Roland Afaga, Jr. ‘Best Speller’ On Island! 

December, 2011:  By spelling 25 words correctly – including the Champion Word - ALLEGORY – at the recent 2012 Hawai’i Island District Finals Spelling Bee, WMS 6th grade student Roland  Afaga, Jr. was officially declared the island’s Champion Middle School Speller for 2012!  As District Champion, Roland will now compete in the March State Finals in Honolulu. 

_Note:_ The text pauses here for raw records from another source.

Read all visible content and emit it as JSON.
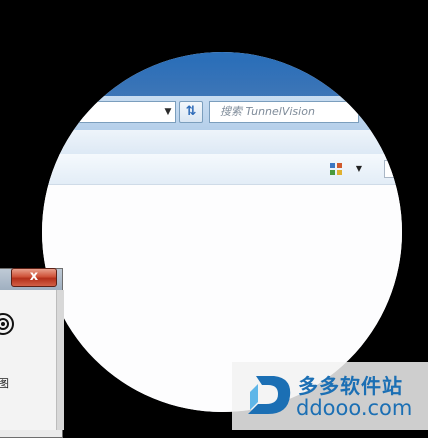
{
  "explorer": {
    "search_placeholder": "搜索 TunnelVision",
    "refresh_icon": "refresh-arrows-icon",
    "address_dropdown_icon": "chevron-down-icon",
    "view_icon": "view-mode-icon"
  },
  "dialog": {
    "close_label": "x",
    "partial_text": "图"
  },
  "watermark": {
    "name": "多多软件站",
    "url": "ddooo.com"
  },
  "colors": {
    "title_blue": "#2e73bd",
    "close_red": "#cf5339",
    "watermark_blue": "#1b6fb4"
  }
}
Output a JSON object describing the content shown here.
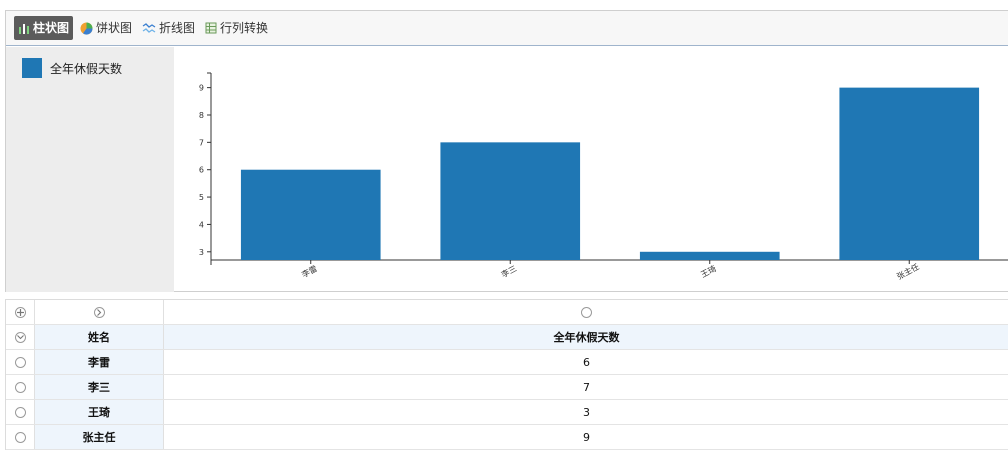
{
  "toolbar": {
    "buttons": [
      {
        "label": "柱状图",
        "icon": "bar-chart-icon",
        "active": true
      },
      {
        "label": "饼状图",
        "icon": "pie-chart-icon",
        "active": false
      },
      {
        "label": "折线图",
        "icon": "line-chart-icon",
        "active": false
      },
      {
        "label": "行列转换",
        "icon": "transpose-icon",
        "active": false
      }
    ]
  },
  "legend": {
    "label": "全年休假天数",
    "color": "#1f77b4"
  },
  "chart_data": {
    "type": "bar",
    "categories": [
      "李雷",
      "李三",
      "王琦",
      "张主任"
    ],
    "series": [
      {
        "name": "全年休假天数",
        "values": [
          6,
          7,
          3,
          9
        ],
        "color": "#1f77b4"
      }
    ],
    "ylim": [
      2.7,
      9.9
    ],
    "yticks": [
      3,
      4,
      5,
      6,
      7,
      8,
      9
    ],
    "xlabel": "",
    "ylabel": "",
    "title": "",
    "grid": false,
    "legend_position": "left"
  },
  "grid": {
    "columns": [
      "姓名",
      "全年休假天数"
    ],
    "rows": [
      {
        "name": "李雷",
        "value": "6"
      },
      {
        "name": "李三",
        "value": "7"
      },
      {
        "name": "王琦",
        "value": "3"
      },
      {
        "name": "张主任",
        "value": "9"
      }
    ]
  }
}
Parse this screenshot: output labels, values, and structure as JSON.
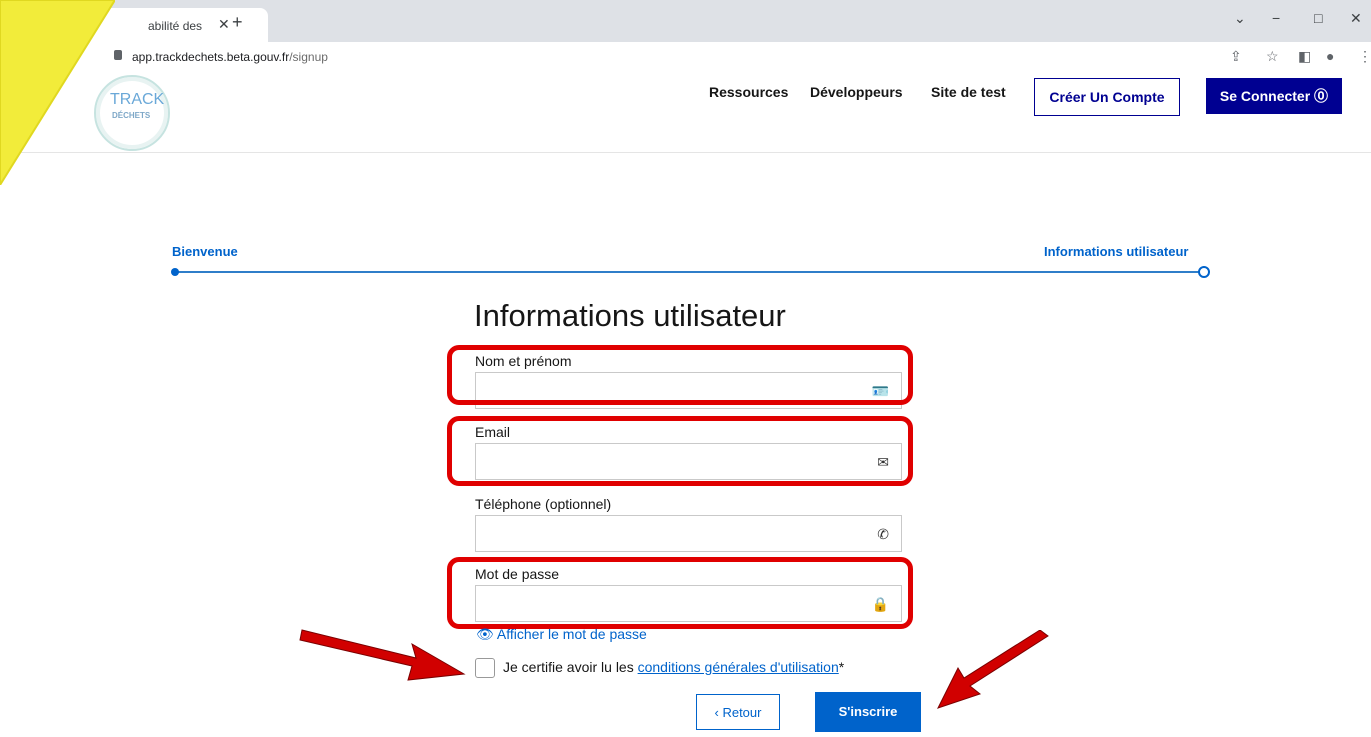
{
  "browser": {
    "tab_title": "abilité des",
    "tab_close": "✕",
    "new_tab": "+",
    "url_host": "app.trackdechets.beta.gouv.fr",
    "url_path": "/signup"
  },
  "site": {
    "logo_line1": "TRACK",
    "logo_line2": "DÉCHETS",
    "nav": [
      "Ressources",
      "Développeurs",
      "Site de test"
    ],
    "create_account": "Créer Un Compte",
    "login": "Se Connecter ⓪"
  },
  "stepper": {
    "step1": "Bienvenue",
    "step2": "Informations utilisateur"
  },
  "form": {
    "title": "Informations utilisateur",
    "fields": [
      {
        "label": "Nom et prénom",
        "icon": "id-card-icon"
      },
      {
        "label": "Email",
        "icon": "mail-icon"
      },
      {
        "label": "Téléphone (optionnel)",
        "icon": "phone-icon"
      },
      {
        "label": "Mot de passe",
        "icon": "lock-icon"
      }
    ],
    "show_password": "Afficher le mot de passe",
    "cgu_prefix": "Je certifie avoir lu les ",
    "cgu_link": "conditions générales d'utilisation",
    "cgu_suffix": "*",
    "back": "‹  Retour",
    "submit": "S'inscrire"
  },
  "colors": {
    "primary": "#000091",
    "link": "#0063cb",
    "highlight": "#e00000",
    "sticky": "#f2ec3a"
  }
}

The title means Roland successfully out-spelled 27 other middle school students from 14 schools around Hawai’i Island including Hawai’i Preparatory Academy, Kamehameha Schools, St. Joseph’s and Hualalai Academy.  Among the hardest words Roland successfully spelled were SURREALIST, THRESHOLD, ALFALFA, DIATRIBE, ROUGHHEWN and COLLOQUIAL.

A second WMS student – Jack Lunchick Seymore – also participated in the District Finals and did very well, only to be stumped by the word, POWWOW…but that was after correctly spelling FRIVOLOUS, CARNAGE and SCYTHE. 

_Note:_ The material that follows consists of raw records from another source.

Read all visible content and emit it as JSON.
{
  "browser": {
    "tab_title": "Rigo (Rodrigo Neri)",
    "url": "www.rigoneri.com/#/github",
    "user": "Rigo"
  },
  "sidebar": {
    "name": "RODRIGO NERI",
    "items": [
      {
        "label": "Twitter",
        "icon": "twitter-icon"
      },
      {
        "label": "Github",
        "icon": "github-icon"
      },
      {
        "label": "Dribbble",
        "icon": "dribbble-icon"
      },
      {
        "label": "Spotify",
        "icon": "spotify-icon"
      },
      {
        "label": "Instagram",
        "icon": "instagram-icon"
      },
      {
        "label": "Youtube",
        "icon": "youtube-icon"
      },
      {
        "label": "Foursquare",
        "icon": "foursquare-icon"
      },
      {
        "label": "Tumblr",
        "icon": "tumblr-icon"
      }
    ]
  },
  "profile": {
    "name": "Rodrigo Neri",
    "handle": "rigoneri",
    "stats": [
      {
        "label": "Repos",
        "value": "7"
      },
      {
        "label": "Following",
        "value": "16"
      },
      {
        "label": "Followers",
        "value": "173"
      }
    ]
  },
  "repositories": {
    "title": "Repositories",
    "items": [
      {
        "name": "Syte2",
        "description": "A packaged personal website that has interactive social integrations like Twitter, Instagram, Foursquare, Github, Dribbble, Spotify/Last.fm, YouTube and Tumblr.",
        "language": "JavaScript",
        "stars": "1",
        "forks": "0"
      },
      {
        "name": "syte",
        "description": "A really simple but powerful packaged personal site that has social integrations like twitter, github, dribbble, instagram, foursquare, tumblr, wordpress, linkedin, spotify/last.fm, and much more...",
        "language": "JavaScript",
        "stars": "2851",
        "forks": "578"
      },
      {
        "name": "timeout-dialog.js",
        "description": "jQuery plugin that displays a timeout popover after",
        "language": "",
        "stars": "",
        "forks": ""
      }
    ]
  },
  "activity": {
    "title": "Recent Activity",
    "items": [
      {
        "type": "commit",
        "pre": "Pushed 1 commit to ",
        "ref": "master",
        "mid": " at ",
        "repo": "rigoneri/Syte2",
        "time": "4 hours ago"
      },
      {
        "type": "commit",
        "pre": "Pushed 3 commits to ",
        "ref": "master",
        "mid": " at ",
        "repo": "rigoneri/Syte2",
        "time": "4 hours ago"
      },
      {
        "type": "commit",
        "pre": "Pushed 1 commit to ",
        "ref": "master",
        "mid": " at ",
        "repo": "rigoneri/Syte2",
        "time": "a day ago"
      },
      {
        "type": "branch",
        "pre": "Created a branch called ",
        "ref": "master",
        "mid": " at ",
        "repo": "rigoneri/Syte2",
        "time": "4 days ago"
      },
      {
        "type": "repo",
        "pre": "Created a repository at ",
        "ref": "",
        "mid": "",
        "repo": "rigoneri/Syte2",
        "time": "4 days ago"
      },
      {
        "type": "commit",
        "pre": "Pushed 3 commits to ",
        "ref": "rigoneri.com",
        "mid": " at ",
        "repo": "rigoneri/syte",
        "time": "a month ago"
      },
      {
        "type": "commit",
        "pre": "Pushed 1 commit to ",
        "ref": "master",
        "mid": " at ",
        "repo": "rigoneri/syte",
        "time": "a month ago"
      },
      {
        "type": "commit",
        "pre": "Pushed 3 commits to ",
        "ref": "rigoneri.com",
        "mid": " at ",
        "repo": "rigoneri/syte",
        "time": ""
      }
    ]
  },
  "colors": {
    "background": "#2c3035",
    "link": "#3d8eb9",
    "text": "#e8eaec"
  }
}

“We are so proud of both Roland and Jack; it’s not easy getting on stage in front of a room full of people and remaining calm and   focused.  Just being on stage would be daunting for many adults,” said WMS CEEO/Principal John Colson.

“We are also grateful to our WMS Language Arts Team – and  Roland’s Language Arts Teacher Mrs. Barbara Haight – for the coaching support they provided.  Staging a Spelling Bee is a significant team effort.  Mahalo to the LA team for your dedication and collaboration!”

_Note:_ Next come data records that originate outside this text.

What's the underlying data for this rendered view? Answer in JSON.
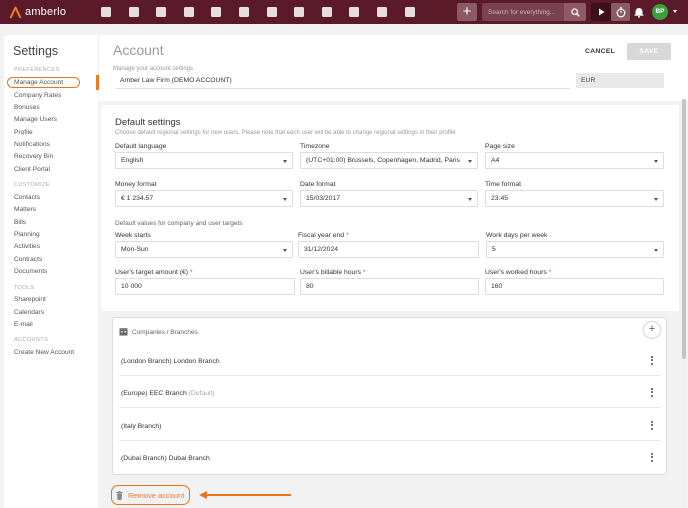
{
  "app": {
    "logo_text": "amberlo"
  },
  "topbar": {
    "nav_icons": [
      "apps-icon",
      "contacts-icon",
      "matters-icon",
      "bills-icon",
      "bank-icon",
      "calendar-icon",
      "time-icon",
      "expenses-icon",
      "folder-icon",
      "documents-icon",
      "mail-icon",
      "reports-icon"
    ],
    "add_label": "+",
    "search_placeholder": "Search for everything...",
    "avatar_initials": "BP"
  },
  "sidebar": {
    "title": "Settings",
    "sections": [
      {
        "label": "PREFERENCES",
        "items": [
          "Manage Account",
          "Company Rates",
          "Bonuses",
          "Manage Users",
          "Profile",
          "Notifications",
          "Recovery Bin",
          "Client Portal"
        ]
      },
      {
        "label": "CUSTOMIZE",
        "items": [
          "Contacts",
          "Matters",
          "Bills",
          "Planning",
          "Activities",
          "Contracts",
          "Documents"
        ]
      },
      {
        "label": "TOOLS",
        "items": [
          "Sharepoint",
          "Calendars",
          "E-mail"
        ]
      },
      {
        "label": "ACCOUNTS",
        "items": [
          "Create New Account"
        ]
      }
    ],
    "active_item": "Manage Account"
  },
  "header": {
    "title": "Account",
    "subtitle": "Manage your account settings",
    "cancel_label": "CANCEL",
    "save_label": "SAVE",
    "firm_name": "Amber Law Firm (DEMO ACCOUNT)",
    "currency": "EUR"
  },
  "defaults": {
    "title": "Default settings",
    "description": "Choose default regional settings for new users. Please note that each user will be able to change regional settings in their profile",
    "default_language": {
      "label": "Default language",
      "value": "English"
    },
    "timezone": {
      "label": "Timezone",
      "value": "(UTC+01:00) Brussels, Copenhagen, Madrid, Paris"
    },
    "page_size": {
      "label": "Page size",
      "value": "A4"
    },
    "money_format": {
      "label": "Money format",
      "value": "€ 1 234.57"
    },
    "date_format": {
      "label": "Date format",
      "value": "15/03/2017"
    },
    "time_format": {
      "label": "Time format",
      "value": "23:45"
    },
    "targets_description": "Default values for company and user targets",
    "week_starts": {
      "label": "Week starts",
      "value": "Mon-Sun"
    },
    "fiscal_year_end": {
      "label": "Fiscal year end",
      "value": "31/12/2024"
    },
    "work_days": {
      "label": "Work days per week",
      "value": "5"
    },
    "target_amount": {
      "label": "User's target amount (€)",
      "value": "10 000"
    },
    "billable_hours": {
      "label": "User's billable hours",
      "value": "80"
    },
    "worked_hours": {
      "label": "User's worked hours",
      "value": "160"
    },
    "required_mark": "*"
  },
  "branches": {
    "heading": "Companies / Branches",
    "add_label": "+",
    "items": [
      {
        "name": "(London Branch) London Branch",
        "tag": ""
      },
      {
        "name": "(Europe) EEC Branch",
        "tag": "(Default)"
      },
      {
        "name": "(Italy Branch)",
        "tag": ""
      },
      {
        "name": "(Dubai Branch) Dubai Branch",
        "tag": ""
      }
    ]
  },
  "remove_account_label": "Remove account",
  "colors": {
    "topbar": "#5b1a2a",
    "accent": "#e8731e",
    "avatar": "#3aa03a"
  }
}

“We also give a High Five to all of the WMS students who participated in our schoolwide Spelling Bee just before Winter Break and we thank all students in the audience who supported each and every contestant throughout the school-wide finals.”

We also thank our Judges, Pronouncer and Kahilu Theatre staff for allowing us to hold the Bee there.